It was an impressive square come plaza. The square was created at the end of the 19th century to commemorate the 1000th anniversary of the Magyar conquest of Hungary in 895AD.




At the centre of the square is the Millennium Monument – designed in 1894, but not completed for another 35 years. Around the base of the monument are equestrian statues honouring the chieftains of the seven Hungarian tribes who conquered the area now known as Hungary. The figure at the top of the column is the Archangel Gabriel with his trumpet.

We walked back to the city centre along a single very interesting street.

After lunch in the city we took a short cruise around Margaret Island. Along the Pest bank we saw a number of river cruise boats.




On our third night the phone rang at midnight and we were warned that a 50 kilo World War Two bomb had been found not far from the hotel. We were informed that the police had visited two hotels, the Victoria being one of them, and that we had to be out of the hotel by 7.00 am as a precaution, before the bomb squad could begin their work. Breakfast would be served from 5.30 am instead of the normal time of 7.00 am. We were not allowed back until 3 pm, after the all clear had been given. On returning, the hotel management gave us a bottle of wine as a ‘thank you’ for our cooperation. A very nice gesture considering that the incident had nothing to do with the hotel, and they didn’t have as choice, but to evacuate everyone. Our location was the Buda side of the river, close to restaurants and bars. We found this side of the river to be a little cheaper than the more popular Pest side. The Victoria is located a short stroll from the Chain Bridge, so visiting Pest was good for our daily exercise as we crossed the river via this bridge. If we return to Budapest we wouldn’t have any hesitation in booking the Victoria again.
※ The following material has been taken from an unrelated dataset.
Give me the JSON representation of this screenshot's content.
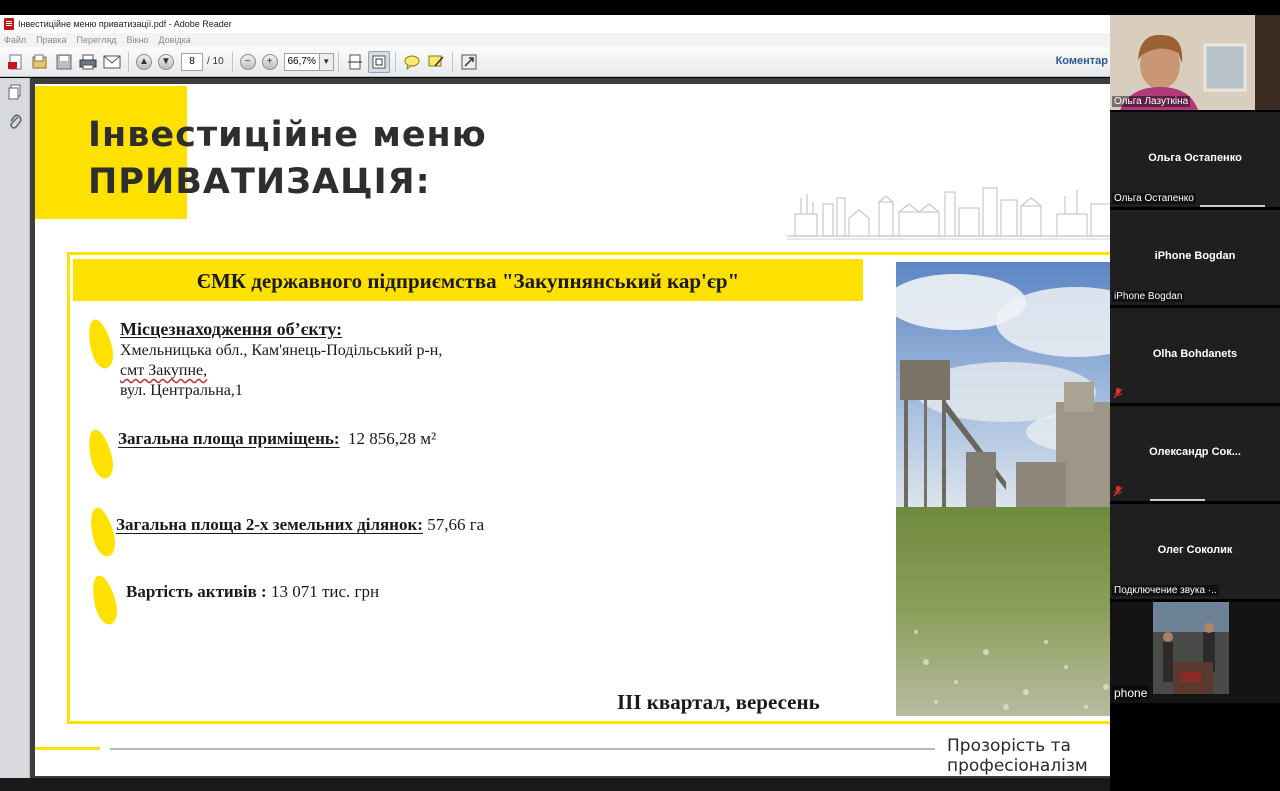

We left the hotel at 7.00 am during the bomb scare and walked across the bridge to the Pest side of the Danube and turned left along the riverbank. We were looking for an unusual monument.


Looking back across the river to our hotel area in the Buda.

The above pictures are of the memorial that honours the Jews who were killed by Arrow Cross militiamen during WW2. The Jews were ordered to remove their shoes, and were then shot so that their bodies fell in to the water and were carried away by the river flow. The shoes today are iron shoes in the style of the 1940s and they have been attached to the embankment. A very moving experience to stand and watch the river flow past the shoes, while your mind tries to visualise the horrors of  the war years.

We had four nights, and three very pleasant days in Budapest, a city well worth visiting. I’d go back in a flash if getting there wasn’t so expensive from Australia.

Night time views from outside our hotel.

DSC01319r DSC01322r

Next, it was all aboard for another train ride, but this time to Vienna.


Budapest station and our train arriving

It was a short drive from the hotel to the main train station where a porter enquired of our destination and class of travel.
On learning that we were first class he showed us to the special lounge and pointed out the refreshments.
Later, as the train approached the same porter entered the lounge and asked us to follow him.
DSC01468rThe porter showed us to our carriage and loaded our bags in to the storage area. He made sure we were in our correct seats and turned to leave. At no time had he indicated that he was doing anything but his job, and seemed surprised and pleased when he received a gratuity. To say I was impressed is an understatement, when all of the bars and restaurants point out that service charge is included or not included and tell you how much they expect (as a percentage) as a tip, even if the service is lousy. Our porter was a fine example of a man offering excellent service for the wage that he was paid.

First Class coach Budapest to Vienna – we had a table for four.

%d bloggers like this: